(Data)
↓↓↓

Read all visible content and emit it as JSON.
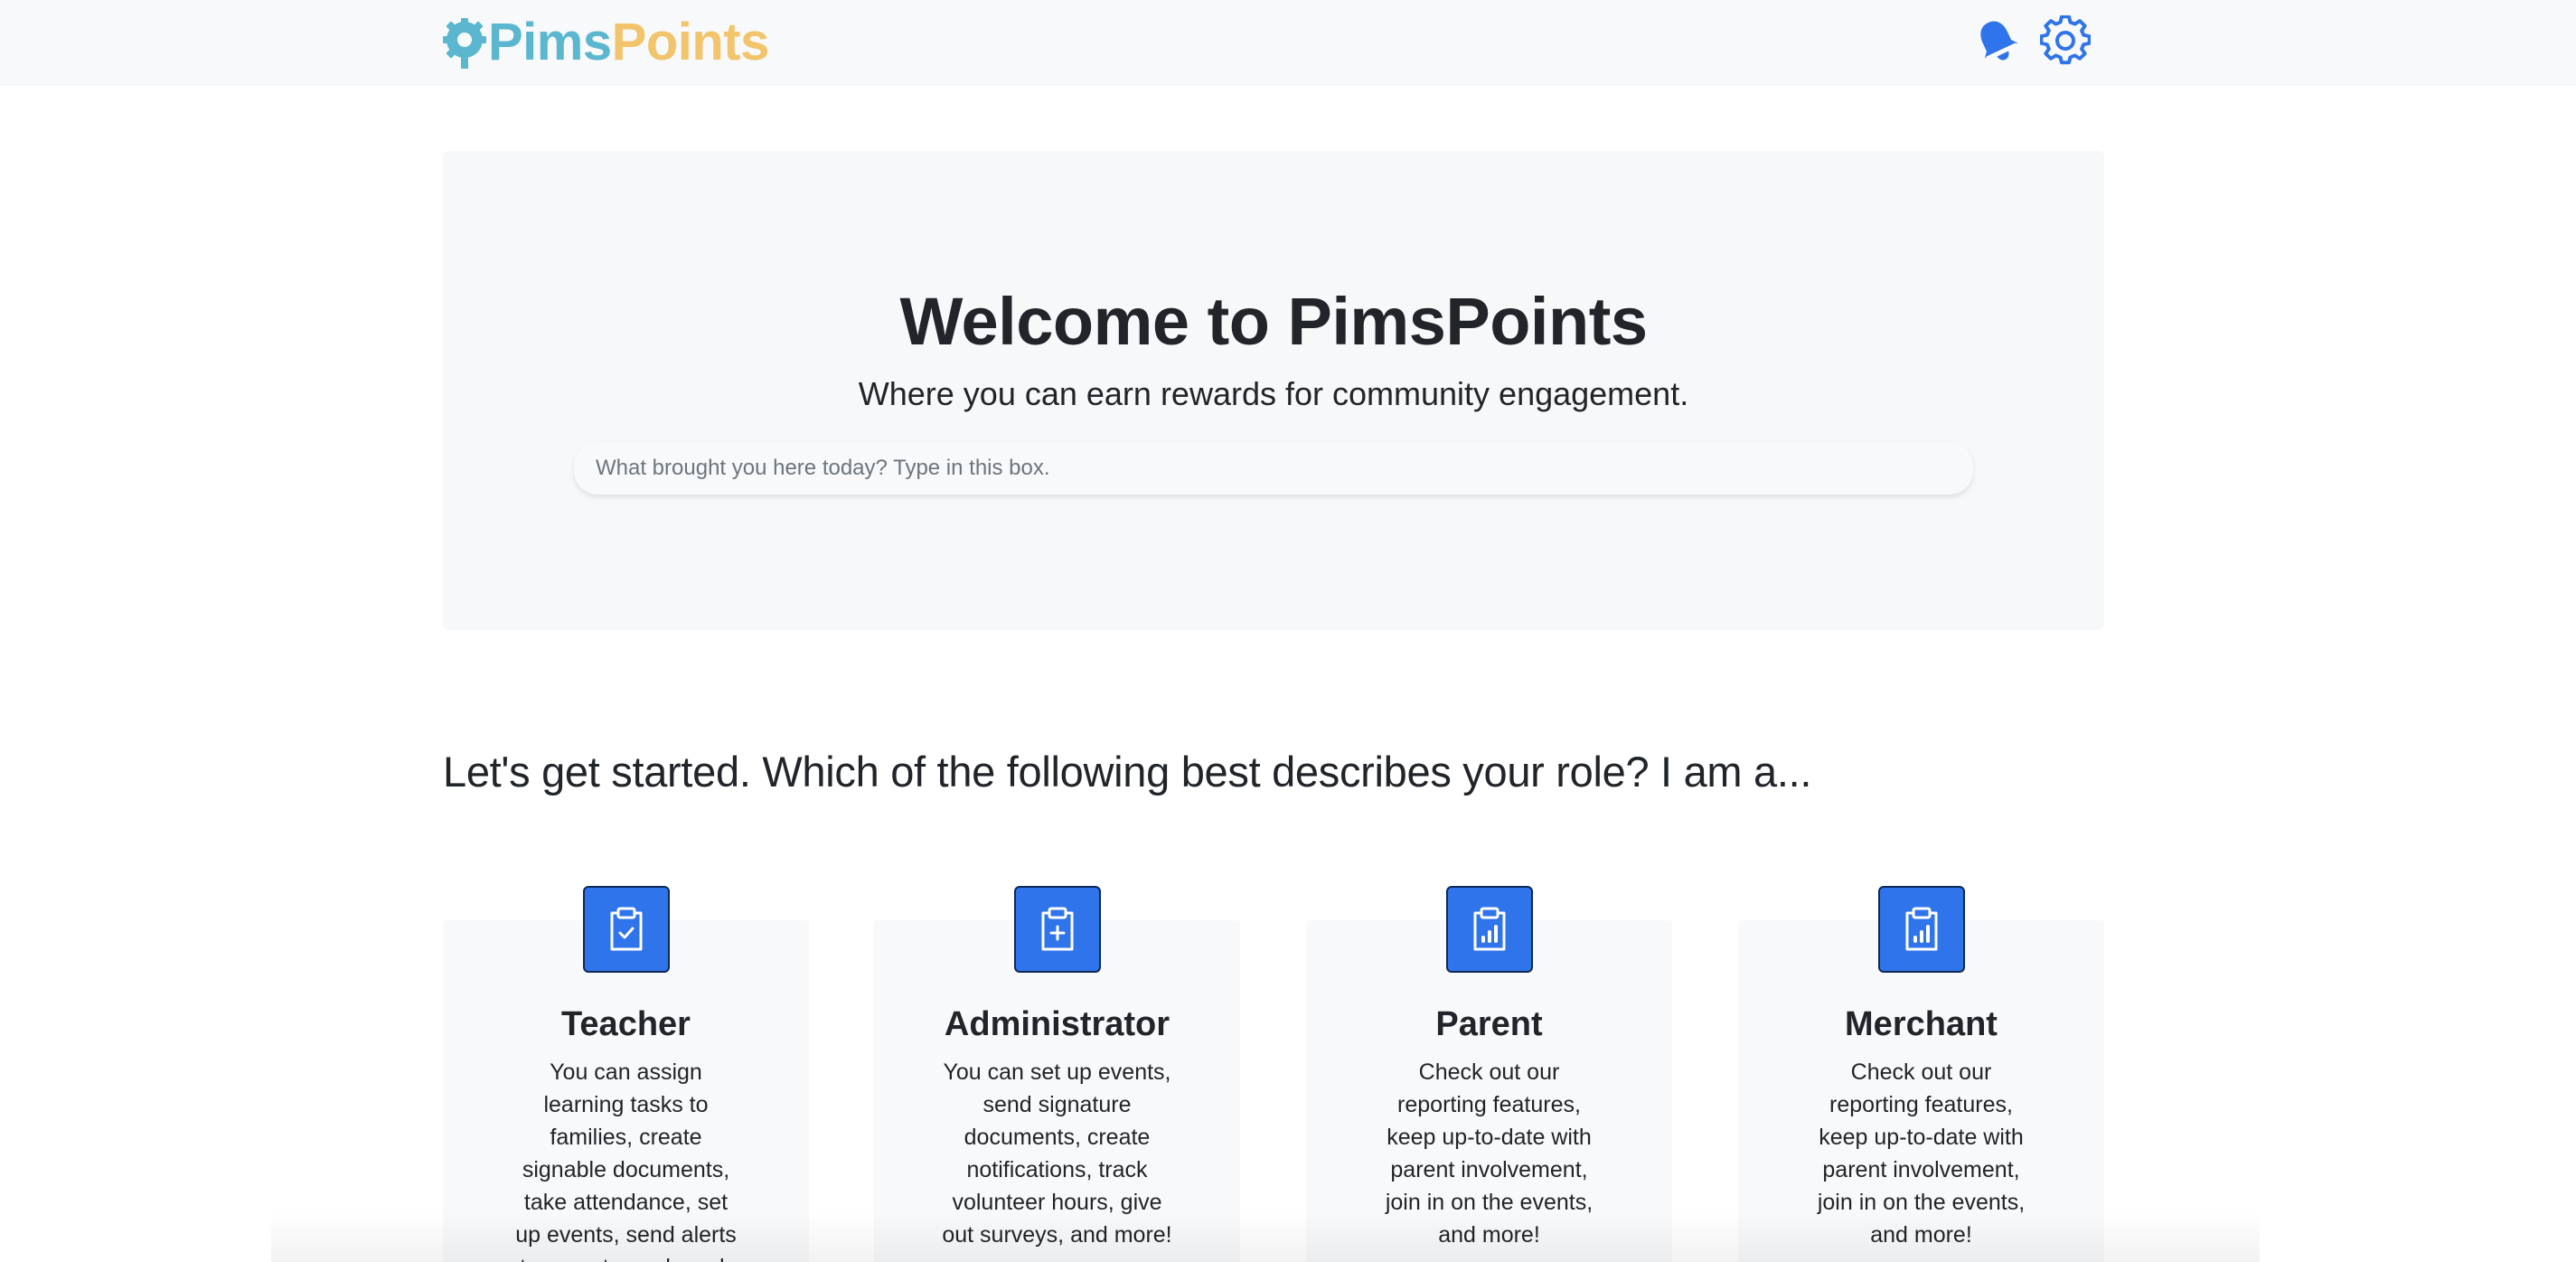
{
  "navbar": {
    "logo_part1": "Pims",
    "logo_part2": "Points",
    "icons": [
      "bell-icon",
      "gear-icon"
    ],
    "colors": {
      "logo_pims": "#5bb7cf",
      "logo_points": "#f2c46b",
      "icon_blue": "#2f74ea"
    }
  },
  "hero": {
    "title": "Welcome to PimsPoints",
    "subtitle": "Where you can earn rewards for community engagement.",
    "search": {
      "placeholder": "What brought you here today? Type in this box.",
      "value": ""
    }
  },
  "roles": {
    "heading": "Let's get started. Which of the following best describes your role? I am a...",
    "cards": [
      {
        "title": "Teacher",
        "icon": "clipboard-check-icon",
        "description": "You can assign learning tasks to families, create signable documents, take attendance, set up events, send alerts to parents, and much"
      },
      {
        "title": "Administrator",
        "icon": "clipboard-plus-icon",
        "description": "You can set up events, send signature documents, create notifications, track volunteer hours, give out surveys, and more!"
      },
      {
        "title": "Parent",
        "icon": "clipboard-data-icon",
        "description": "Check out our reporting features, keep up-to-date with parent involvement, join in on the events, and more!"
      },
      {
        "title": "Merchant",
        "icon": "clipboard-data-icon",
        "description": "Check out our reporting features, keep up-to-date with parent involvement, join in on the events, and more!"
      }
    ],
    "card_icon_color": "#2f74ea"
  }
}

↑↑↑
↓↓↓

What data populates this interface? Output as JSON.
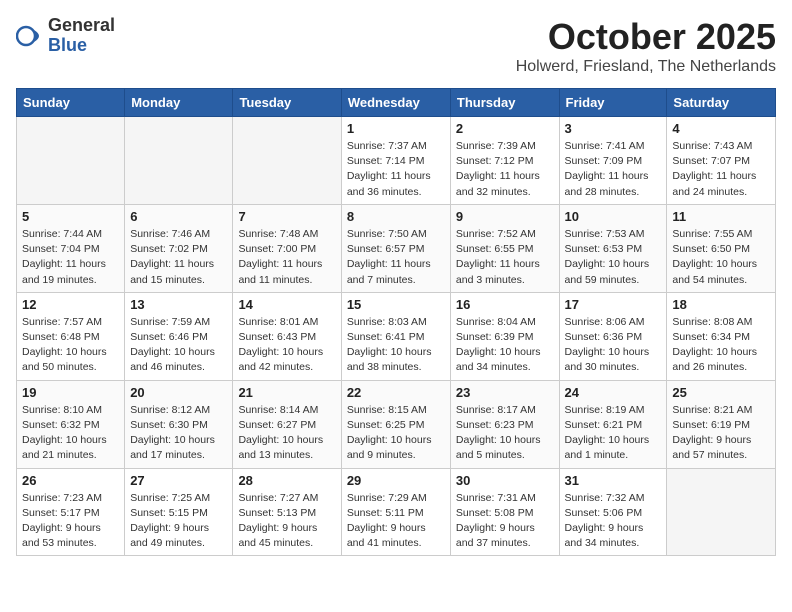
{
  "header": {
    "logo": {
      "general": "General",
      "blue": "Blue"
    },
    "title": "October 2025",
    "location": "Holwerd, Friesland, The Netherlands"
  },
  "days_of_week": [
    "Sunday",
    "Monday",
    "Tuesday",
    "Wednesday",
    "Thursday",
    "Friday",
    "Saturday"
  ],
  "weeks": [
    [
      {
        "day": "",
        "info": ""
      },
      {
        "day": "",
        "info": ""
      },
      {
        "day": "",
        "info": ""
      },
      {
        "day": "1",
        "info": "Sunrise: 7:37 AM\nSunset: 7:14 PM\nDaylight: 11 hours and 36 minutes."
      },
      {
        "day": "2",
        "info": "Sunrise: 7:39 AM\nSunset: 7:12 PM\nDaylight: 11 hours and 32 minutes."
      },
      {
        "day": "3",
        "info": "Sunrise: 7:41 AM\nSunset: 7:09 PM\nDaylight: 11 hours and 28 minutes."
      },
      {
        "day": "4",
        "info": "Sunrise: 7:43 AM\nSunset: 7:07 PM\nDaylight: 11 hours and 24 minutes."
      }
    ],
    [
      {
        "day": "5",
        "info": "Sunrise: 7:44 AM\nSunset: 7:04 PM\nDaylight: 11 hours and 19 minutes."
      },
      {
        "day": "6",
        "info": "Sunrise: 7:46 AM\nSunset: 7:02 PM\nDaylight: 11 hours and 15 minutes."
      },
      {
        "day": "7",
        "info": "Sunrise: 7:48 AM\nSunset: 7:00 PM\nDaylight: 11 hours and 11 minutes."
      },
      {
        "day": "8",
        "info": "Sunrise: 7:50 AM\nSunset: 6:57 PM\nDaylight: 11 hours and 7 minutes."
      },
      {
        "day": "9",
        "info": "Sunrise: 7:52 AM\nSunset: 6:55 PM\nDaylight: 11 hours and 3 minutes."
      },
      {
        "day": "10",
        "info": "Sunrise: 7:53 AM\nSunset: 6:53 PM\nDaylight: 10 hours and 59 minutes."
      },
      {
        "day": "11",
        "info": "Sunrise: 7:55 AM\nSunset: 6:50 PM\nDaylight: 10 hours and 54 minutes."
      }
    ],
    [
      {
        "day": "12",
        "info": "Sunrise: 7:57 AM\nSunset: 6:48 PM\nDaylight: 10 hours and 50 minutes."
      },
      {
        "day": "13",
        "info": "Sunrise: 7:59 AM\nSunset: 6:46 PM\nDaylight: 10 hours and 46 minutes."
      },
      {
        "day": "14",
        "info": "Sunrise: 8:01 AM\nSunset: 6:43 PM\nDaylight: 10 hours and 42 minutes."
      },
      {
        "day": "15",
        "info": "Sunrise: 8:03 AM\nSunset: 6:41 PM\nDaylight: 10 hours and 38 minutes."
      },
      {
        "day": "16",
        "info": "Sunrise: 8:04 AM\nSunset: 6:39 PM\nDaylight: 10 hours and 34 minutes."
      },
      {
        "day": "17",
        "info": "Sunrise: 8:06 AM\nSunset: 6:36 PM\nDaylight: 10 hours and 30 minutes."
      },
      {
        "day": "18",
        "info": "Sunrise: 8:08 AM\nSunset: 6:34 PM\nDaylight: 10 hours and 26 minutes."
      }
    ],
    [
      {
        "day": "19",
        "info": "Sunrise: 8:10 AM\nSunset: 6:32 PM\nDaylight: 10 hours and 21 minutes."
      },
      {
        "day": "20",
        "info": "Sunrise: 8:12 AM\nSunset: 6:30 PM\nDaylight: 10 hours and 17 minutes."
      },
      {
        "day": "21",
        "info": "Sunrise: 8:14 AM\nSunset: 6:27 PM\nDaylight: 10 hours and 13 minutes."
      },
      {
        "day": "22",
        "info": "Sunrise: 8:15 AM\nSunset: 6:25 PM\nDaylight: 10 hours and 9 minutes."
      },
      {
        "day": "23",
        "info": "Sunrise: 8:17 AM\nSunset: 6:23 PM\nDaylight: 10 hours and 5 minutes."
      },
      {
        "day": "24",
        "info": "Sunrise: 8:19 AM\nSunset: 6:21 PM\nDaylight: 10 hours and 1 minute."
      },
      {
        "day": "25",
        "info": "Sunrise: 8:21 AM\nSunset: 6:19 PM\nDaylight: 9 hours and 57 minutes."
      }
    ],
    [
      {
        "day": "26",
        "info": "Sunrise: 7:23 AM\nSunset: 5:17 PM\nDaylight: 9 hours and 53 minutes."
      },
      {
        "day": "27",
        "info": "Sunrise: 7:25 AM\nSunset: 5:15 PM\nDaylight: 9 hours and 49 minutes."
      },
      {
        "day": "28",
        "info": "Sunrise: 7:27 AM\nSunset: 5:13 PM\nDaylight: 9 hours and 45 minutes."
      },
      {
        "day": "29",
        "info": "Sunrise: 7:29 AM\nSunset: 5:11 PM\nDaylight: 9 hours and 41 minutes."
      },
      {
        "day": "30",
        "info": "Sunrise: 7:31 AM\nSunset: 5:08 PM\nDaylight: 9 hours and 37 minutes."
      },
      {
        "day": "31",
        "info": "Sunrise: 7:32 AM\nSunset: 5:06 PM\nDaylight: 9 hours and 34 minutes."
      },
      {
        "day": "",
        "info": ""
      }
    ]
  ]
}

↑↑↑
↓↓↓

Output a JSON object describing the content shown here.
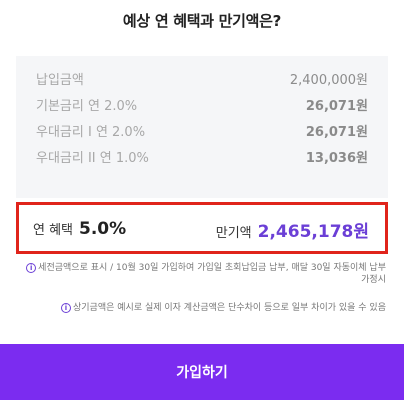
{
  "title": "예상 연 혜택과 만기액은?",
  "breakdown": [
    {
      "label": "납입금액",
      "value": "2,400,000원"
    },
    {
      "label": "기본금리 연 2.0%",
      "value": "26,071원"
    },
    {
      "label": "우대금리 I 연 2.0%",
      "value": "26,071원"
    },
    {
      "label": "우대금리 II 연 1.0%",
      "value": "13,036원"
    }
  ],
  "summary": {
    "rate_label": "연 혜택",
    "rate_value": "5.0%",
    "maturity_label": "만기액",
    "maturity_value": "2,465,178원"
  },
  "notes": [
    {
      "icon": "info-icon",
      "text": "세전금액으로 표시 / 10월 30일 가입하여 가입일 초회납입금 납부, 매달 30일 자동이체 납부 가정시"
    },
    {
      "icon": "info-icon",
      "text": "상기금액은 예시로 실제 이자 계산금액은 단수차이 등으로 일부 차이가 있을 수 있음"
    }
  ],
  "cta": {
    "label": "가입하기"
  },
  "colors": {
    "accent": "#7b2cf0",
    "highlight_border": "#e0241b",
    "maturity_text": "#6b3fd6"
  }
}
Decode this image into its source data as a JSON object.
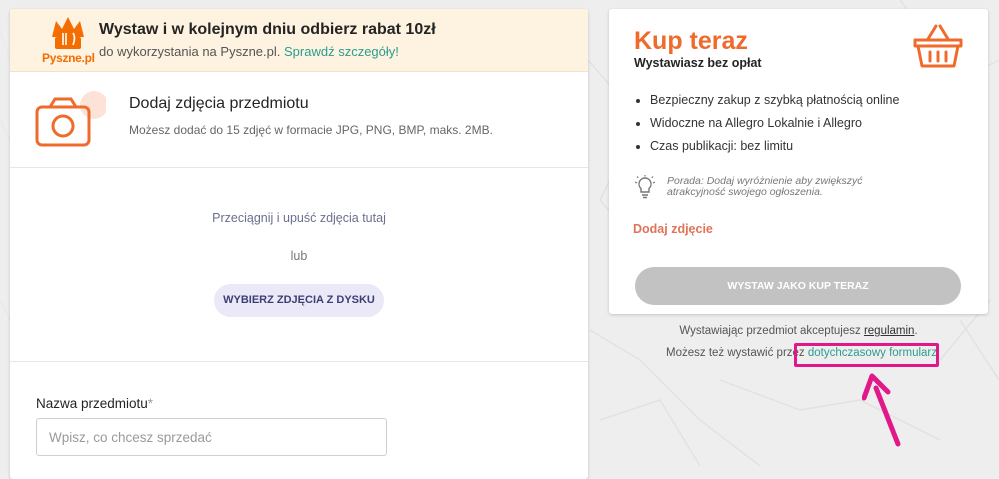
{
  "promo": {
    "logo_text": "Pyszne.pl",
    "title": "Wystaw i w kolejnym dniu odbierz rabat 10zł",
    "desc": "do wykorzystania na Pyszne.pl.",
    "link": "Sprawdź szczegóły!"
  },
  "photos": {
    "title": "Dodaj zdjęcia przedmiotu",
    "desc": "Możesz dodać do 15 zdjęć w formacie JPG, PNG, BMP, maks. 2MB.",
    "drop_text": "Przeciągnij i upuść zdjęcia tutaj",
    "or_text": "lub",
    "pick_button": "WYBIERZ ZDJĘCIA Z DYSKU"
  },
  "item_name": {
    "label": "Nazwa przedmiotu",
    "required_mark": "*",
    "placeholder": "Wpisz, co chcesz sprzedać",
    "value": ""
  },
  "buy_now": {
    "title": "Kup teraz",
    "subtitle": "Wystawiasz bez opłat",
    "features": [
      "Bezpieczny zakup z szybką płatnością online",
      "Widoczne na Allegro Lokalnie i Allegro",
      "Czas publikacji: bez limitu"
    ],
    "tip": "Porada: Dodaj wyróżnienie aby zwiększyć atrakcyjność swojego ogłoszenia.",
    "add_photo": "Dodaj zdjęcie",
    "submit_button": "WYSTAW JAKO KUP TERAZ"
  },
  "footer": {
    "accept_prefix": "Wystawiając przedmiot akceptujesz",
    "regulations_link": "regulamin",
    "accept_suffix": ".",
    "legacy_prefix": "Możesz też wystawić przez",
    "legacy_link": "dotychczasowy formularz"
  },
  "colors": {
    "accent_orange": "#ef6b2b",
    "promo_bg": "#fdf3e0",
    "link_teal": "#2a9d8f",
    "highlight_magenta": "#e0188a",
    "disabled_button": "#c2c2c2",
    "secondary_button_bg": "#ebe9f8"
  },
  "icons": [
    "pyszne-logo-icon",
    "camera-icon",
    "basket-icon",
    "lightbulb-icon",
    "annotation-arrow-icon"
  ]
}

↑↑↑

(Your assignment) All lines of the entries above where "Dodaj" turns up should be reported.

(Completed task)
    "title": "Dodaj zdjęcia przedmiotu",
    "tip": "Porada: Dodaj wyróżnienie aby zwiększyć atrakcyjność swojego ogłoszenia.",
    "add_photo": "Dodaj zdjęcie",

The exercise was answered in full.